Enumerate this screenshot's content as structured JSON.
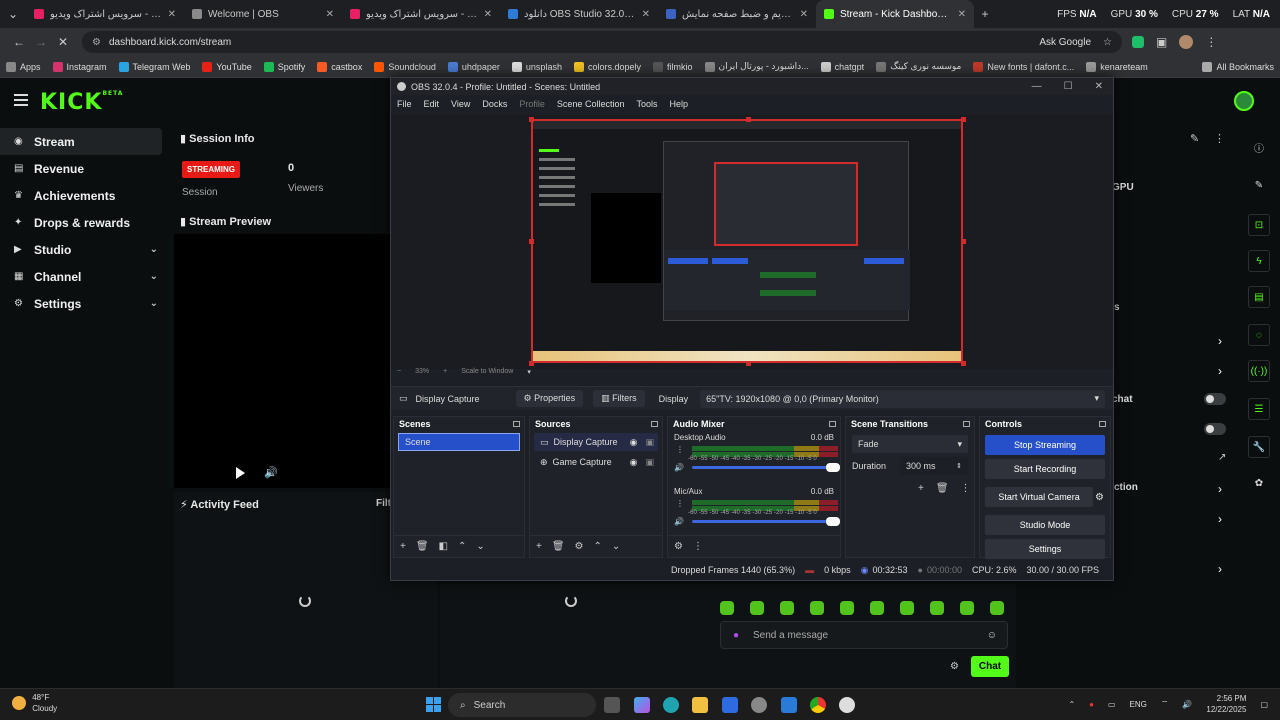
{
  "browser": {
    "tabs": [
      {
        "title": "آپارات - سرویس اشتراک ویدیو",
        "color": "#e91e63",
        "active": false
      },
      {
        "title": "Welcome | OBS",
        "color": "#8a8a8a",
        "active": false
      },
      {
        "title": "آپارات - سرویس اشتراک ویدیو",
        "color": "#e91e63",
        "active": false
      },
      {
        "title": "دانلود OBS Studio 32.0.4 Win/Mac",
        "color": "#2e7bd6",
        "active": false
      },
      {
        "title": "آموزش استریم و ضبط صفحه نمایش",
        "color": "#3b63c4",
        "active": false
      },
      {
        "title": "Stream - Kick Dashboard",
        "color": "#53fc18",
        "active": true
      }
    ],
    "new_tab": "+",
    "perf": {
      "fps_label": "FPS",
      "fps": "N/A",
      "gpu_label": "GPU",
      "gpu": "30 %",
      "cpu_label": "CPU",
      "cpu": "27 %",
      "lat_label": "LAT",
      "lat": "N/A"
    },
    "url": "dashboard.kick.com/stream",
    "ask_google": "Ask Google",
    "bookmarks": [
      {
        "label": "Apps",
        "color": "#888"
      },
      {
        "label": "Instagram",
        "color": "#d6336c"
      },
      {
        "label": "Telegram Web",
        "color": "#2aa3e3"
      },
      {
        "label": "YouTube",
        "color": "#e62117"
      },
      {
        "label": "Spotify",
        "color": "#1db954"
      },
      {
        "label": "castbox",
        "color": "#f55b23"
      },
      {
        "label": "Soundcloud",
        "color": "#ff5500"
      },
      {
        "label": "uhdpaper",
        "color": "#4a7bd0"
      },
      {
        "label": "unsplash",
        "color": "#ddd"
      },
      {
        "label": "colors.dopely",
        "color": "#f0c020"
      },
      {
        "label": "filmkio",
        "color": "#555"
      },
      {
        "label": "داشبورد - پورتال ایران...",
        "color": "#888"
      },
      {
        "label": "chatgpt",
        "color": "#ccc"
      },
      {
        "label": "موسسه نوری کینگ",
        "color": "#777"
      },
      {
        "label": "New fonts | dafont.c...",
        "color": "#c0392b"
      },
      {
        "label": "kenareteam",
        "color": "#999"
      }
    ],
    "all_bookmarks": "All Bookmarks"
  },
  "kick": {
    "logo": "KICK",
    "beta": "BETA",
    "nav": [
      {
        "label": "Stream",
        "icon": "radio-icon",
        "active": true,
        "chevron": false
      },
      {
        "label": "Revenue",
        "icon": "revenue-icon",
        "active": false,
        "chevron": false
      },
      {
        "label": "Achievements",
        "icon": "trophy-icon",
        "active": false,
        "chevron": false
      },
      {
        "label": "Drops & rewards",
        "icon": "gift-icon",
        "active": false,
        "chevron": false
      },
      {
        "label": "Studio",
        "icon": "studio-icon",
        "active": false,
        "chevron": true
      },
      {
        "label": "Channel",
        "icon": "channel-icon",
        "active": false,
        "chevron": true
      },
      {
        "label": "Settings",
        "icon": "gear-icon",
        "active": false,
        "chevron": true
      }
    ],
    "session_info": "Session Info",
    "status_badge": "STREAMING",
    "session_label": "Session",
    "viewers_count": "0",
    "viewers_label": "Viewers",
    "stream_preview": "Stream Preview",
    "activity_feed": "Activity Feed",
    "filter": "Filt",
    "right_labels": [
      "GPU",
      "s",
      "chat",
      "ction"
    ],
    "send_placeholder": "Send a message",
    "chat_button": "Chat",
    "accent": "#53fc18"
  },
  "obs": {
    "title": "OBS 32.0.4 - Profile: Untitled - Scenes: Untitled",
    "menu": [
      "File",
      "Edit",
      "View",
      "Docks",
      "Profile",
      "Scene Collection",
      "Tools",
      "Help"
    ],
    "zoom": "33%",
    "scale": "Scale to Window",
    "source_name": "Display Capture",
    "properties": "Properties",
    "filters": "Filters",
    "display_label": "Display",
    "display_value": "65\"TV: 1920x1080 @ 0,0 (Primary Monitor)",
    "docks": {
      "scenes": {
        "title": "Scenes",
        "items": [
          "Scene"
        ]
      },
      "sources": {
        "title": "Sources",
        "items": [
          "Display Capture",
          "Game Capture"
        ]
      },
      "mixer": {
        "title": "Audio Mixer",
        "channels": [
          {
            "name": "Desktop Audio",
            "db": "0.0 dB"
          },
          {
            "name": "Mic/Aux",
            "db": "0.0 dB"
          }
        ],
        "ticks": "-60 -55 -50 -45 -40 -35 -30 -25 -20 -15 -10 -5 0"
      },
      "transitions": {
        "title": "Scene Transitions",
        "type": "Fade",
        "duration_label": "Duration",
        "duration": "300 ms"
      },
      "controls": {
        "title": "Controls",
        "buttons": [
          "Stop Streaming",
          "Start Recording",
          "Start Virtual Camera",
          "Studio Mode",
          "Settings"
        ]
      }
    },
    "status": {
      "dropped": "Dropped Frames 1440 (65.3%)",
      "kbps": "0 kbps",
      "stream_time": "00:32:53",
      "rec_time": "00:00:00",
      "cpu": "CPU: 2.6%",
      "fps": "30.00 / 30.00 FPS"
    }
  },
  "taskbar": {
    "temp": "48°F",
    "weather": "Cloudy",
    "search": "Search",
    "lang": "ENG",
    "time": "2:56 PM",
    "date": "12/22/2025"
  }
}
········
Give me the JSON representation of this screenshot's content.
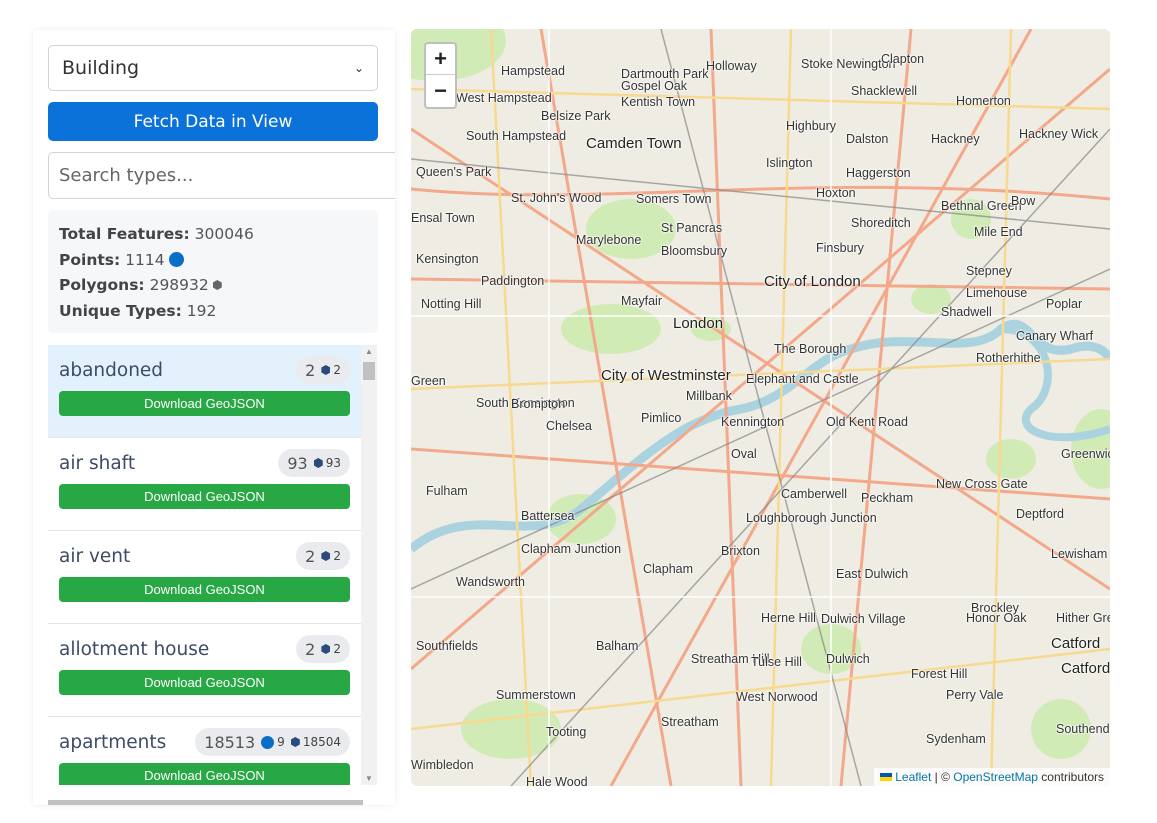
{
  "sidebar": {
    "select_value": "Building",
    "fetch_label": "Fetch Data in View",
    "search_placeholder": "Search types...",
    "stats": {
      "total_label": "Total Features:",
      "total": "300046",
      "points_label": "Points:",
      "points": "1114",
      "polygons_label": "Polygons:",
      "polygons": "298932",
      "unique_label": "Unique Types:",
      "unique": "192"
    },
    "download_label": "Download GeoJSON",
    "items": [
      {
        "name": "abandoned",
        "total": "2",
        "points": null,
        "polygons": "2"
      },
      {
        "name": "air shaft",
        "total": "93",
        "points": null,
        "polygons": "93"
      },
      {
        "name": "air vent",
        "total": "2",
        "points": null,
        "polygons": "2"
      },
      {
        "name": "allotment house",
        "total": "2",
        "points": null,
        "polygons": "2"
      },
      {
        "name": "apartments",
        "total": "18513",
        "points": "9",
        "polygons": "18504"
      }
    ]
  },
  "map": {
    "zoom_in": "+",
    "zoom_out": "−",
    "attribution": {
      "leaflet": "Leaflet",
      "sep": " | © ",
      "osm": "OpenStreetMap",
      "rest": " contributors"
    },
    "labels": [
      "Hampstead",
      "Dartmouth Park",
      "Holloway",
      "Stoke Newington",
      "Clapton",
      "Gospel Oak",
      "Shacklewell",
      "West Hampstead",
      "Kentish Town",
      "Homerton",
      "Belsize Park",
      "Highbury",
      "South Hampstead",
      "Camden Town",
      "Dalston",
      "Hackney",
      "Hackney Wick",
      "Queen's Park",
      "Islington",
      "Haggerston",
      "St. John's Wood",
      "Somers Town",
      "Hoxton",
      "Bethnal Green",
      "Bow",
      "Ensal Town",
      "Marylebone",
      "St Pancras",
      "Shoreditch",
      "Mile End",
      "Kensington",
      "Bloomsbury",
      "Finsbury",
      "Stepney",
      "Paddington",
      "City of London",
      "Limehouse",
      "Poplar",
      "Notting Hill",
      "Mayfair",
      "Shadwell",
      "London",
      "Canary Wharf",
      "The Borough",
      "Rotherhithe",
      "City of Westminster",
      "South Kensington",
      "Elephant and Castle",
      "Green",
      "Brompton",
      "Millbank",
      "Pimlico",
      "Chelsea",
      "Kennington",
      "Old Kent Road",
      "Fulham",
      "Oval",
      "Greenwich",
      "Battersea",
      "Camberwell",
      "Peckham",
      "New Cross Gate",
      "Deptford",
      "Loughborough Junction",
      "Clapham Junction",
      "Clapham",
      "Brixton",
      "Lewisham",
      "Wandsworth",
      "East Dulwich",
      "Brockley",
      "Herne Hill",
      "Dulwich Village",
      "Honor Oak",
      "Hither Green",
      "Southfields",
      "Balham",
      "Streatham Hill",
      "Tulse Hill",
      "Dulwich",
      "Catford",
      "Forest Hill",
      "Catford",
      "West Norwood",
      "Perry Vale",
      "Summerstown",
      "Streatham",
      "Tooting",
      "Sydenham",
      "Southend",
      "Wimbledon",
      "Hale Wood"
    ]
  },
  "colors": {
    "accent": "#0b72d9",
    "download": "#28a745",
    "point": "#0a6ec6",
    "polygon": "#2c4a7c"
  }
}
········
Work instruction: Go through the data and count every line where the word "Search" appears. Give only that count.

Written answer: 2